We would much rather you came to an agreement with us to pay what you owe – either all in one go, or by making regular payments towards your arrears. So, you should always contact us if you are having difficulties.

See also our web page on Managing your finances.

How to avoid legal action

  • Pay your rent and service charge regularly in advance from the start of your tenancy.
  • If you fall behind, contact us and explain why. Don’t ignore the letters we send you.
  • If you have fallen into arrears and made an agreement with us to clear your debt, you must keep to this agreement. Contact your housing officer immediately if you can’t do this for any reason.

If you claim benefits

You are still responsible for paying your rent and service charge on time and in full, even if you use benefits towards the cost.

To avoid legal action, you need to do the following.  

  • When claiming Housing Benefit or Universal Credit, make sure you send all the necessary documents – including details of your income if you are working and/or confirmation of any benefits you get from the DWP.
  • Get a receipt to prove you have made a claim and give us a copy.
  • Remember, it is your responsibility to chase the claim, not ours.
  • Tell the Housing Benefit office or the DWP if any changes in your household might affect the amount of housing benefit you are eligible for.
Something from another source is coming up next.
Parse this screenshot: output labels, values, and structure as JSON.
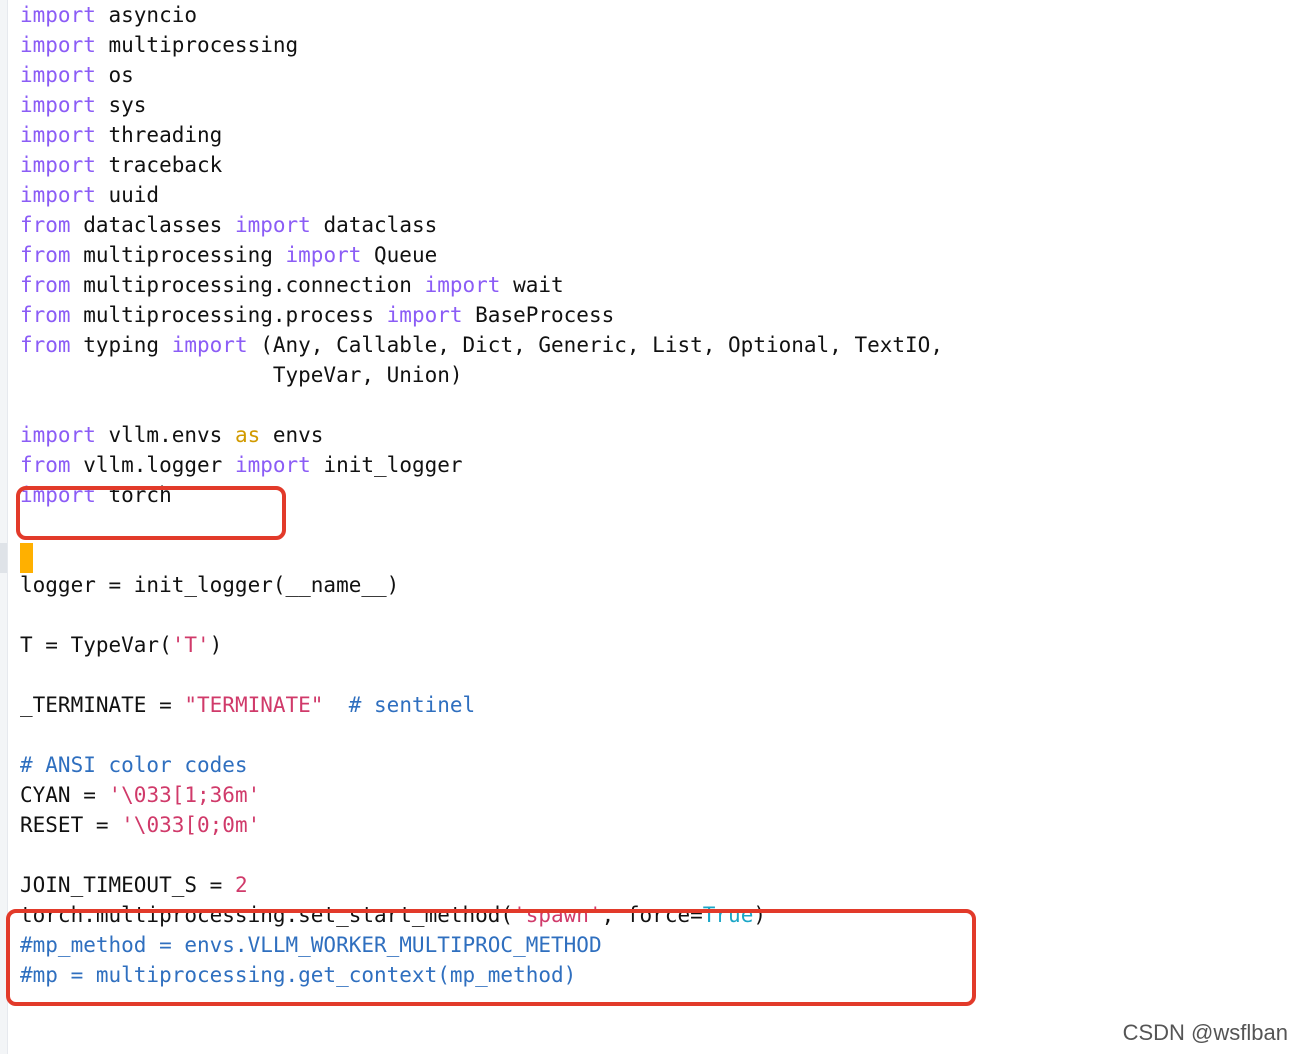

These changes could include the following.
    • You or your partner stop or start getting other benefits.
    • You or your partner’s savings go up or down.
    • Someone (not including your partner or children) over the age of 18 starts living in your home.
    • You move out.
    • Someone else moves into your home.
    • Your children leave school or move away from home.
    • You go into hospital for more than six weeks.
  • Make sure you request any backdating of benefit quickly – backdating is only possible for a limited time.
  • Be aware that the Housing Benefit office and the DWP target fraud and may visit you in your home.